In my opinion the key will be the ‘reasonable explanation of absence’, and we will not know what this means until school starts. For example, a friend of ours has Multiple Sclerosis which places her in a very high risk group. She is very concerned about sending her children to school. Will this be considered a reasonable explanation in a way a simple preference not to send their children into school by a family with no special circumstances would not?
Tough Talk vs Reality
The reality is this. The Government and Judiciary are bound to talk tough at this stage. They have to if they have any chance of ensuring people heed the return to school instructions. However, it seems inevitable to me given the strength of feeling among the high number of people who are saying they will not send their children into school, that they will have to backtrack next week.
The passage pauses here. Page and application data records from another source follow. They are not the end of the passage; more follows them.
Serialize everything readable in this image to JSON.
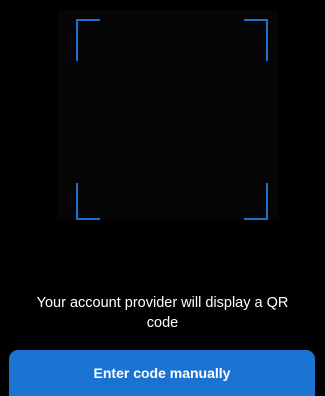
{
  "scanner": {
    "hint_text": "Your account provider will display a QR code",
    "accent_color": "#1a73d1"
  },
  "actions": {
    "enter_code_manually_label": "Enter code manually",
    "button_color": "#1a73d1"
  }
}
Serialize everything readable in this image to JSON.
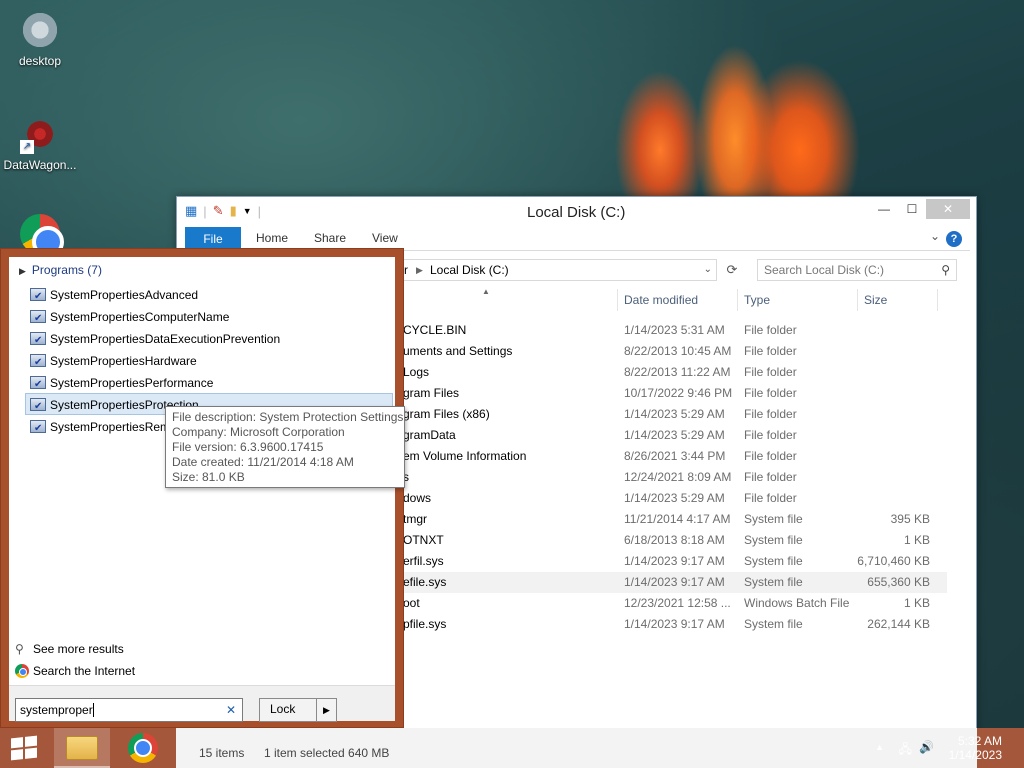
{
  "desktop": {
    "icons": [
      {
        "label": "desktop"
      },
      {
        "label": "DataWagon..."
      },
      {
        "label": ""
      }
    ]
  },
  "explorer": {
    "title": "Local Disk (C:)",
    "ribbon_tabs": [
      "File",
      "Home",
      "Share",
      "View"
    ],
    "address": {
      "prefix": "r",
      "crumb": "Local Disk (C:)"
    },
    "search_placeholder": "Search Local Disk (C:)",
    "columns": {
      "date": "Date modified",
      "type": "Type",
      "size": "Size"
    },
    "rows": [
      {
        "name": "CYCLE.BIN",
        "date": "1/14/2023 5:31 AM",
        "type": "File folder",
        "size": ""
      },
      {
        "name": "uments and Settings",
        "date": "8/22/2013 10:45 AM",
        "type": "File folder",
        "size": ""
      },
      {
        "name": "Logs",
        "date": "8/22/2013 11:22 AM",
        "type": "File folder",
        "size": ""
      },
      {
        "name": "gram Files",
        "date": "10/17/2022 9:46 PM",
        "type": "File folder",
        "size": ""
      },
      {
        "name": "gram Files (x86)",
        "date": "1/14/2023 5:29 AM",
        "type": "File folder",
        "size": ""
      },
      {
        "name": "gramData",
        "date": "1/14/2023 5:29 AM",
        "type": "File folder",
        "size": ""
      },
      {
        "name": "em Volume Information",
        "date": "8/26/2021 3:44 PM",
        "type": "File folder",
        "size": ""
      },
      {
        "name": "s",
        "date": "12/24/2021 8:09 AM",
        "type": "File folder",
        "size": ""
      },
      {
        "name": "dows",
        "date": "1/14/2023 5:29 AM",
        "type": "File folder",
        "size": ""
      },
      {
        "name": "tmgr",
        "date": "11/21/2014 4:17 AM",
        "type": "System file",
        "size": "395 KB"
      },
      {
        "name": "OTNXT",
        "date": "6/18/2013 8:18 AM",
        "type": "System file",
        "size": "1 KB"
      },
      {
        "name": "erfil.sys",
        "date": "1/14/2023 9:17 AM",
        "type": "System file",
        "size": "6,710,460 KB"
      },
      {
        "name": "efile.sys",
        "date": "1/14/2023 9:17 AM",
        "type": "System file",
        "size": "655,360 KB"
      },
      {
        "name": "oot",
        "date": "12/23/2021 12:58 ...",
        "type": "Windows Batch File",
        "size": "1 KB"
      },
      {
        "name": "pfile.sys",
        "date": "1/14/2023 9:17 AM",
        "type": "System file",
        "size": "262,144 KB"
      }
    ],
    "status": {
      "items": "15 items",
      "selected": "1 item selected  640 MB"
    }
  },
  "start": {
    "programs_header": "Programs (7)",
    "programs": [
      "SystemPropertiesAdvanced",
      "SystemPropertiesComputerName",
      "SystemPropertiesDataExecutionPrevention",
      "SystemPropertiesHardware",
      "SystemPropertiesPerformance",
      "SystemPropertiesProtection",
      "SystemPropertiesRem"
    ],
    "see_more": "See more results",
    "search_internet": "Search the Internet",
    "search_value": "systemproper",
    "lock_label": "Lock",
    "tooltip": [
      "File description: System Protection Settings",
      "Company: Microsoft Corporation",
      "File version: 6.3.9600.17415",
      "Date created: 11/21/2014 4:18 AM",
      "Size: 81.0 KB"
    ]
  },
  "taskbar": {
    "time": "5:32 AM",
    "date": "1/14/2023"
  }
}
There is no way whatsoever that in the mist of the current crisis the law courts are going to be putting even 1% of parents into prison, and I feel the number who will not send their children in at the start of term will be higher than that.
It will of course create another huge headache for the Government, but if as I predict will be the case, there is a significant number of people who do keep their children away, it is a headache the Government will have to cure. At a practical level alone, prison sentences will not be an option for the masses.
What I fear will be the case is that whilst they are spinning so many plates their only option will be to put the burden on the teachers. The teachers will then be facing the additional difficulties of teaching in Covid-19 health protocol schools, which will already have huge implications on their time and overall effectiveness in the classroom, and then have to manage some level of home schooling for a proportion of their students too. If this turns out to be the case there is little doubt that our children’s education will suffer across the board, it will not be an issue just for those parents unhappy with the return to school protocols, but one which negatively affects everybody in the education system, most importantly all of the children.
What may come to pass as being of greater importance than threats of punishment, will be the reality of a child being held back a year ‘ as is the norm in Spain if a child is not reaching their expected grades. This is something all parents wish to avoid, and may drive them to seek the most effective way forward for their child’s education whatever environmental controls are in place.
It has to be recognised that for many families all of this will be happening alongside financial insecurity and worries that alone would be enough to test a family’s resolve. One more pandemic burden that is not going to go away anytime soon.
You won’t be going to prison, whatever your decision re school, but our children are all going to suffer, of that there is little doubt.